START DATASET EXCERPTS
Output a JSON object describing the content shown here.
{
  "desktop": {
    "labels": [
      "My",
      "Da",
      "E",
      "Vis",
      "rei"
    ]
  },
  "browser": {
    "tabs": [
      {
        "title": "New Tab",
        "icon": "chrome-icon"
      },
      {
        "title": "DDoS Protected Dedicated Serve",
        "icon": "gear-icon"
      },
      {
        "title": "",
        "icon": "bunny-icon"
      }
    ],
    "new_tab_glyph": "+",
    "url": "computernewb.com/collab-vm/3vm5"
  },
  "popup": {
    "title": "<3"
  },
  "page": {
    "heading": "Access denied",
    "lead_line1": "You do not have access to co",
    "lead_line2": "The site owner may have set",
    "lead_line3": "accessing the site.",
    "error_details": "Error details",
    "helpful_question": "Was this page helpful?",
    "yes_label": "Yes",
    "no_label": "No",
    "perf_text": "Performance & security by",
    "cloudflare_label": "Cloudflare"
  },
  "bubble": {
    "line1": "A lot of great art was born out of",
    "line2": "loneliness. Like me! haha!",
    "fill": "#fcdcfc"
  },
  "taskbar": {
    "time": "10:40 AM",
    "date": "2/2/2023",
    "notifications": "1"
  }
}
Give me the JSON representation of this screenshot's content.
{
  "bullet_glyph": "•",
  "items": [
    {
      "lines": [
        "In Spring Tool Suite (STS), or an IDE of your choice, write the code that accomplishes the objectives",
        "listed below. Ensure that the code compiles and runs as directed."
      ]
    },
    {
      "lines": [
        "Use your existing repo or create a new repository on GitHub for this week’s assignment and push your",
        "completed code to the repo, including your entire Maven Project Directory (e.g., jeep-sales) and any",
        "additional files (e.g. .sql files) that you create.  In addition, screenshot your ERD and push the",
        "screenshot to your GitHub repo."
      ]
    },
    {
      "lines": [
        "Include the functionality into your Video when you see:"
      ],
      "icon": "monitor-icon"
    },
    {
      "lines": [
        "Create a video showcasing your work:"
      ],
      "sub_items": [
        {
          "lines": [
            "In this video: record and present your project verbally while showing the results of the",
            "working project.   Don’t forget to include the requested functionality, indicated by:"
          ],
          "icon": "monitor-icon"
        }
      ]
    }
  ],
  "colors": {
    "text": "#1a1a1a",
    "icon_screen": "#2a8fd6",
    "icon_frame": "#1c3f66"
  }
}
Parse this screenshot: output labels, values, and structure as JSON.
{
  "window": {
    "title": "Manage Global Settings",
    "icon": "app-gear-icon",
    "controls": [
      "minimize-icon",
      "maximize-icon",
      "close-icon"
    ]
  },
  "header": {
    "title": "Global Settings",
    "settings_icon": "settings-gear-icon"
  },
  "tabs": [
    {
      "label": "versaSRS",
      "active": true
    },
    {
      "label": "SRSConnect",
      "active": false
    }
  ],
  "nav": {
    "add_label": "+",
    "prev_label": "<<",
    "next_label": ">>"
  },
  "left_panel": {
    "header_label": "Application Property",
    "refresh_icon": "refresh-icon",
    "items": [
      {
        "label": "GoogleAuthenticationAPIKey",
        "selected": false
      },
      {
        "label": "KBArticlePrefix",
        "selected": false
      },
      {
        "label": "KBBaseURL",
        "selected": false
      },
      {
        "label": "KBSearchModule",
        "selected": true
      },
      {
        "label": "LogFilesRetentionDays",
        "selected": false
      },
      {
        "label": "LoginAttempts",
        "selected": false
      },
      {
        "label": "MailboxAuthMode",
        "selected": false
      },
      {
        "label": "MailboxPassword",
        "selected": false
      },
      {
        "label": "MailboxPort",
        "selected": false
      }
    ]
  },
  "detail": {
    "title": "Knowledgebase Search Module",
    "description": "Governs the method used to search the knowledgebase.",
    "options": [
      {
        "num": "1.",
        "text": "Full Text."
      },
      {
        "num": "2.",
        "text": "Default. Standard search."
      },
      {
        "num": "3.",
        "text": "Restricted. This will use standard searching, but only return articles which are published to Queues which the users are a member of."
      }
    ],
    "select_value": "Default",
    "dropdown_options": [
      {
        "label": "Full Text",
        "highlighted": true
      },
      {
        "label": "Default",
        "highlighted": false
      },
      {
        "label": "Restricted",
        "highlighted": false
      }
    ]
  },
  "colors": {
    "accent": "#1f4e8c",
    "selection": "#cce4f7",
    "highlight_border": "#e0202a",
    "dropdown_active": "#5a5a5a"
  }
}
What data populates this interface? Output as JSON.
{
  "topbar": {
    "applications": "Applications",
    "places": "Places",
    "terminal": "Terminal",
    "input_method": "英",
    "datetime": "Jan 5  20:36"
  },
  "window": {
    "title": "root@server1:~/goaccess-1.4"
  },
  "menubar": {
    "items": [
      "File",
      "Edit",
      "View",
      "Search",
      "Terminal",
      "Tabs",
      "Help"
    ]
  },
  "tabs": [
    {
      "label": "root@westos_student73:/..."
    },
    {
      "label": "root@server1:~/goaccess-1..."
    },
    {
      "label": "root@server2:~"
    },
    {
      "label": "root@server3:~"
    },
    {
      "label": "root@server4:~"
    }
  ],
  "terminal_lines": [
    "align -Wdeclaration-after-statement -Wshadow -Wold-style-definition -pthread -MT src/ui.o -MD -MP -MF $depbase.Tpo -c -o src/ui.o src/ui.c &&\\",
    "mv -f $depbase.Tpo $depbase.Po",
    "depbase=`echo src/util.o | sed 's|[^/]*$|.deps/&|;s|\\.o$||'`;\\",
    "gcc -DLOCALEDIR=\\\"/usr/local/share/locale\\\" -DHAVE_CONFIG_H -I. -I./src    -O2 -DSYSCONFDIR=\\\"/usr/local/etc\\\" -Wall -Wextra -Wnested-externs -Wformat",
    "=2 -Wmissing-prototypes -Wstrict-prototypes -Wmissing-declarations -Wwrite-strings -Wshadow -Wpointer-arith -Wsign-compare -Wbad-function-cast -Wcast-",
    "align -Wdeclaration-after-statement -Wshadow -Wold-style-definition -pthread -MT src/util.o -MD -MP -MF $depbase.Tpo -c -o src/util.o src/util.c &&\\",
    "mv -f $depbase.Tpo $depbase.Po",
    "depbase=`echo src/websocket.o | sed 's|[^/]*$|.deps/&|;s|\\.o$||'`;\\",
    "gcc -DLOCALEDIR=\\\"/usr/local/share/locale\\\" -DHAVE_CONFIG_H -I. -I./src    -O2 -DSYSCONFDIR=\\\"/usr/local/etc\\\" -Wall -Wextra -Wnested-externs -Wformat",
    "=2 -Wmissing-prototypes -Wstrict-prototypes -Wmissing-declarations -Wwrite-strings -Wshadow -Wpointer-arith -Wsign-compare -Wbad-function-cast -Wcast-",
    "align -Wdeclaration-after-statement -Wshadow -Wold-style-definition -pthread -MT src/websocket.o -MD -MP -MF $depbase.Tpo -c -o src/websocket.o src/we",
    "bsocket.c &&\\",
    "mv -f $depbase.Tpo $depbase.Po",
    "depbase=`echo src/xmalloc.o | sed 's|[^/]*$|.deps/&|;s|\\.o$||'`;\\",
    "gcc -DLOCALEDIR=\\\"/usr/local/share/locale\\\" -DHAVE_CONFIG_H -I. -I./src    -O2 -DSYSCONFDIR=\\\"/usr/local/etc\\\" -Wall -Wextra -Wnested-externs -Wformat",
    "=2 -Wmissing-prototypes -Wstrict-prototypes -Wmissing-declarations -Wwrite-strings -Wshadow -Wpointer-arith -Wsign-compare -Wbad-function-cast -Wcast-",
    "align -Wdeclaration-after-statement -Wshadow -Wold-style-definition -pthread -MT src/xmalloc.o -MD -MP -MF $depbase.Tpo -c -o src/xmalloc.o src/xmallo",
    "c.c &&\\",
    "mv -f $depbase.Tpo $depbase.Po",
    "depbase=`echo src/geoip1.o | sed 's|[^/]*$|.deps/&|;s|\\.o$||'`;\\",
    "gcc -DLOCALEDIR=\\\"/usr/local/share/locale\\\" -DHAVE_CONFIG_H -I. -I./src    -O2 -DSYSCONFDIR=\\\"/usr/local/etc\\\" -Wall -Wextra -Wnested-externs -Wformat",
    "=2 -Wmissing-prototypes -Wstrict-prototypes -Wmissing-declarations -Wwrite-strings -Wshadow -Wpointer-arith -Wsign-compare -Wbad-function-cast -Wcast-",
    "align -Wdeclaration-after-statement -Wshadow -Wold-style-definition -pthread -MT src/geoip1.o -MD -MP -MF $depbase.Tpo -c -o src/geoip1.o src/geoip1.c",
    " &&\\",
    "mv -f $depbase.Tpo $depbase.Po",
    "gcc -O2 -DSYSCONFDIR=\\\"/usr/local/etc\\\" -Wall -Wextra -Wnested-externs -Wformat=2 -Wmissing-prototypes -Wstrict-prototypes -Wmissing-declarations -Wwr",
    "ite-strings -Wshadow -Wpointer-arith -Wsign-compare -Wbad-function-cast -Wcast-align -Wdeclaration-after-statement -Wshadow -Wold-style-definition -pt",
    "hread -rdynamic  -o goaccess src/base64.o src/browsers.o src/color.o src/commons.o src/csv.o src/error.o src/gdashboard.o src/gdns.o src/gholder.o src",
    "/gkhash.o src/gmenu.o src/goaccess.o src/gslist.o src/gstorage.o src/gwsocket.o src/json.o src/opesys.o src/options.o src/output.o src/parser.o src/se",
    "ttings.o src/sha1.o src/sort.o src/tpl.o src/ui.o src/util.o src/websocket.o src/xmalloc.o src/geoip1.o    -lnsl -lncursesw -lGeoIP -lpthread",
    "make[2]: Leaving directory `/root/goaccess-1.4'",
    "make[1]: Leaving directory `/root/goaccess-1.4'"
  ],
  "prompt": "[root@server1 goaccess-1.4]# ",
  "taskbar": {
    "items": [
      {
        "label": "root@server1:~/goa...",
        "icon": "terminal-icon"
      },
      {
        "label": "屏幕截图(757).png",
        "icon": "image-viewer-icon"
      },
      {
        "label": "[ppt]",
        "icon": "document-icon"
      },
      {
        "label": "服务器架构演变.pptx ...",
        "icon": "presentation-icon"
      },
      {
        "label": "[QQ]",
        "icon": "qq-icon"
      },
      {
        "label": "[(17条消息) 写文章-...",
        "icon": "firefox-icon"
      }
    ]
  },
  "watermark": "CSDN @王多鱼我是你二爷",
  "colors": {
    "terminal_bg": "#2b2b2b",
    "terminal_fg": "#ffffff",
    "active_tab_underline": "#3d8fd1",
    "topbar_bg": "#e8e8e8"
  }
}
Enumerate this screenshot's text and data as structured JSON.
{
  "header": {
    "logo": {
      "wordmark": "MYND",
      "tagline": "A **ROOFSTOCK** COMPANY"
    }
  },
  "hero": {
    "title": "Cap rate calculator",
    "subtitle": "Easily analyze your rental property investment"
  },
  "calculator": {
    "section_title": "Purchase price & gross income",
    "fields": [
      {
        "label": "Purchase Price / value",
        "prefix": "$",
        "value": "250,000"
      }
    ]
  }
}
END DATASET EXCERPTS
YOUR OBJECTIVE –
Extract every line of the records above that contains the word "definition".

ANSWER SPACE –
    "align -Wdeclaration-after-statement -Wshadow -Wold-style-definition -pthread -MT src/ui.o -MD -MP -MF $depbase.Tpo -c -o src/ui.o src/ui.c &&\\",
    "align -Wdeclaration-after-statement -Wshadow -Wold-style-definition -pthread -MT src/util.o -MD -MP -MF $depbase.Tpo -c -o src/util.o src/util.c &&\\",
    "align -Wdeclaration-after-statement -Wshadow -Wold-style-definition -pthread -MT src/websocket.o -MD -MP -MF $depbase.Tpo -c -o src/websocket.o src/we",
    "align -Wdeclaration-after-statement -Wshadow -Wold-style-definition -pthread -MT src/xmalloc.o -MD -MP -MF $depbase.Tpo -c -o src/xmalloc.o src/xmallo",
    "align -Wdeclaration-after-statement -Wshadow -Wold-style-definition -pthread -MT src/geoip1.o -MD -MP -MF $depbase.Tpo -c -o src/geoip1.o src/geoip1.c",
    "ite-strings -Wshadow -Wpointer-arith -Wsign-compare -Wbad-function-cast -Wcast-align -Wdeclaration-after-statement -Wshadow -Wold-style-definition -pt",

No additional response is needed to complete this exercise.